Jennifer had this to say about the Power of Three:
"Harness the power of focus. What I often see is people who desperately want to be more successful, but they're unable to focus long enough to get anything done. You can learn to focus by using The Power of Three. Anyone at any time can only put focus and energy behind three things. Three projects. Three big ideas. When you really put your passion behind three things, amazing results show up. Miraculous Things. You're building momentum that allows you to get results faster than you do when you're juggling a multitude of things" (Excerpted from Work Less, Make More, (c) 1998, 1999, John Wiley and Sons, New York, NY)
I like the Power of Three for big-picture thinking (for example, what are my 3 most important roles in this business, or my three most important goals this month?) However, I have begun to think that the Power of One is a more realistic model for establishing priorities on any given day. I have noticed that I am more productive and feel a greater sense of accomplishment when I set my sights on accomplishing one significant priority-oriented task during the day. It’s not that I don’t do other things, but when it comes to moving something of significance forward it is more realistic to decide which single project that will be.
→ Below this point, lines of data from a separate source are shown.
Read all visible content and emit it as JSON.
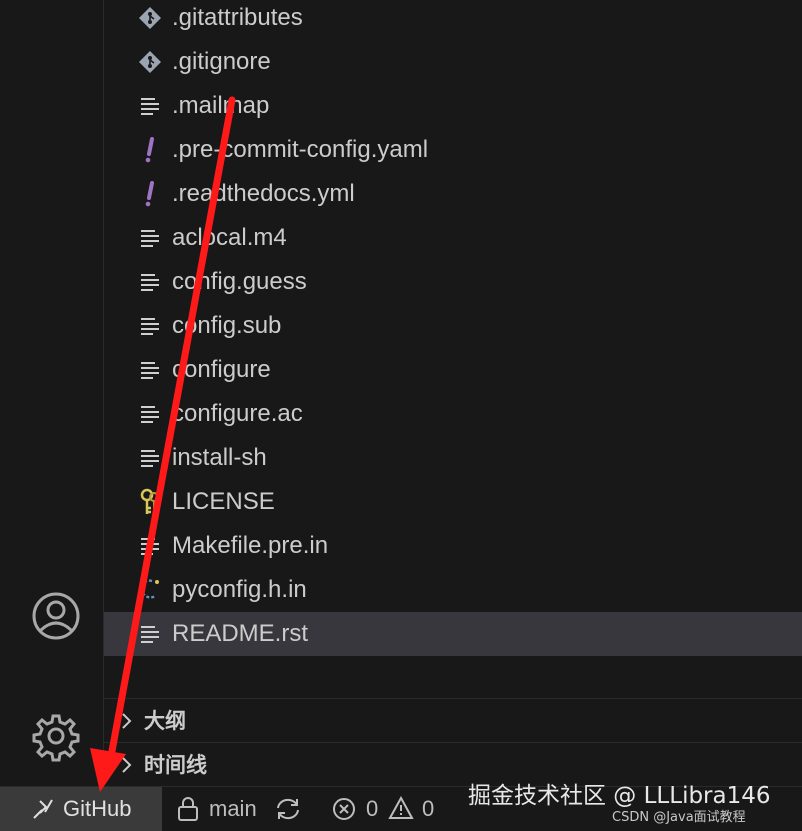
{
  "explorer": {
    "files": [
      {
        "name": ".gitattributes",
        "icon": "git-icon"
      },
      {
        "name": ".gitignore",
        "icon": "git-icon"
      },
      {
        "name": ".mailmap",
        "icon": "text-file-icon"
      },
      {
        "name": ".pre-commit-config.yaml",
        "icon": "yaml-icon"
      },
      {
        "name": ".readthedocs.yml",
        "icon": "yaml-icon"
      },
      {
        "name": "aclocal.m4",
        "icon": "text-file-icon"
      },
      {
        "name": "config.guess",
        "icon": "text-file-icon"
      },
      {
        "name": "config.sub",
        "icon": "text-file-icon"
      },
      {
        "name": "configure",
        "icon": "text-file-icon"
      },
      {
        "name": "configure.ac",
        "icon": "text-file-icon"
      },
      {
        "name": "install-sh",
        "icon": "text-file-icon"
      },
      {
        "name": "LICENSE",
        "icon": "license-icon"
      },
      {
        "name": "Makefile.pre.in",
        "icon": "text-file-icon"
      },
      {
        "name": "pyconfig.h.in",
        "icon": "c-header-icon"
      },
      {
        "name": "README.rst",
        "icon": "text-file-icon",
        "selected": true
      }
    ],
    "sections": [
      {
        "title": "大纲"
      },
      {
        "title": "时间线"
      }
    ]
  },
  "activity_bar": {
    "account_icon": "account-icon",
    "settings_icon": "gear-icon"
  },
  "status_bar": {
    "remote_label": "GitHub",
    "branch": "main",
    "errors": "0",
    "warnings": "0"
  },
  "watermark": {
    "line1": "掘金技术社区 @ LLLibra146",
    "line2": "CSDN @Java面试教程"
  },
  "colors": {
    "background": "#181818",
    "selected_row": "#37373d",
    "yaml_icon": "#a074c4",
    "annotation_arrow": "#ff1a1a"
  }
}
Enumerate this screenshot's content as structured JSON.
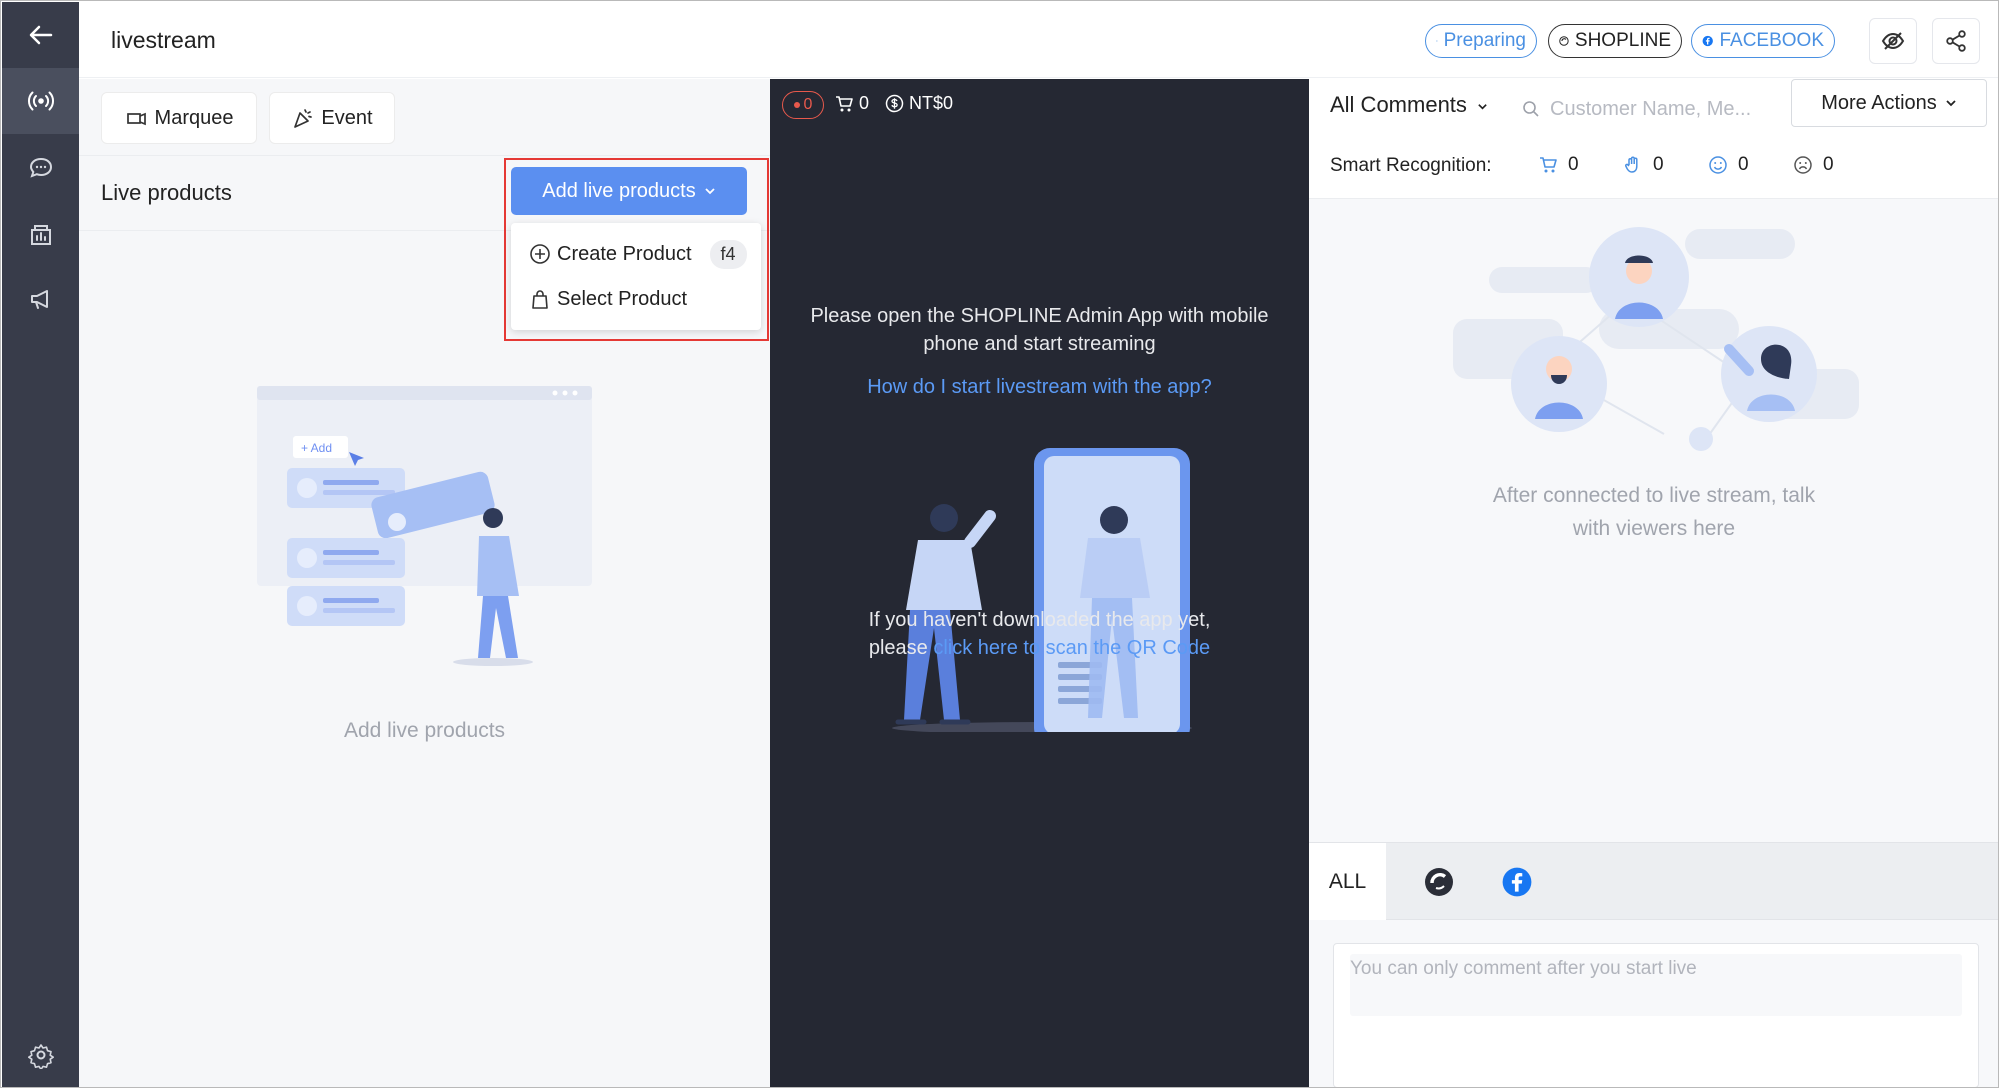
{
  "header": {
    "title": "livestream",
    "status_pill": "Preparing",
    "shopline_pill": "SHOPLINE",
    "facebook_pill": "FACEBOOK"
  },
  "sidebar": {
    "items": [
      {
        "icon": "back-arrow-icon"
      },
      {
        "icon": "broadcast-icon",
        "active": true
      },
      {
        "icon": "chat-bubble-icon"
      },
      {
        "icon": "store-analytics-icon"
      },
      {
        "icon": "megaphone-icon"
      },
      {
        "icon": "gear-icon"
      }
    ]
  },
  "left_panel": {
    "marquee_label": "Marquee",
    "event_label": "Event",
    "title": "Live products",
    "add_button_label": "Add live products",
    "menu": [
      {
        "label": "Create Product",
        "shortcut": "f4",
        "icon": "plus-circle-icon"
      },
      {
        "label": "Select Product",
        "icon": "shopping-bag-icon"
      }
    ],
    "illustration_add_label": "+ Add",
    "empty_label": "Add live products"
  },
  "stream_panel": {
    "live_count": "0",
    "cart_count": "0",
    "revenue": "NT$0",
    "instruction": [
      "Please open the SHOPLINE Admin App with mobile",
      "phone and start streaming"
    ],
    "help_link": "How do I start livestream with the app?",
    "download_line1": "If you haven't downloaded the app yet,",
    "download_prefix": "please ",
    "qr_link": "click here to scan the QR Code"
  },
  "comments_panel": {
    "filter_label": "All Comments",
    "search_placeholder": "Customer Name, Me...",
    "more_actions_label": "More Actions",
    "smart_recognition_label": "Smart Recognition:",
    "recognition": [
      {
        "icon": "cart-icon",
        "count": "0"
      },
      {
        "icon": "hand-icon",
        "count": "0"
      },
      {
        "icon": "smile-icon",
        "count": "0"
      },
      {
        "icon": "frown-icon",
        "count": "0"
      }
    ],
    "empty_line1": "After connected to live stream, talk",
    "empty_line2": "with viewers here",
    "tabs": [
      {
        "label": "ALL"
      },
      {
        "icon": "shopline-icon"
      },
      {
        "icon": "facebook-icon"
      }
    ],
    "comment_placeholder": "You can only comment after you start live"
  },
  "colors": {
    "accent": "#5b8ff0",
    "rail": "#383c4a",
    "stream_bg": "#252833",
    "link": "#5b9af5",
    "highlight": "#e53935"
  }
}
This kind of focus can be challenging at first. But it is only your mind at play. The mind seems to want everything now. Even when you know what you mostwant to accomplish your greater task will be to ignore your mind chatter. With practice - and success - your mind will be easier to ignore.
What experiences do you have with this model, or another like it?
- How easy - or difficult - is it for you to identify, focus on and accomplish a singular priority project for the day?
- If you have successfully won the battle of the mind, what did it take?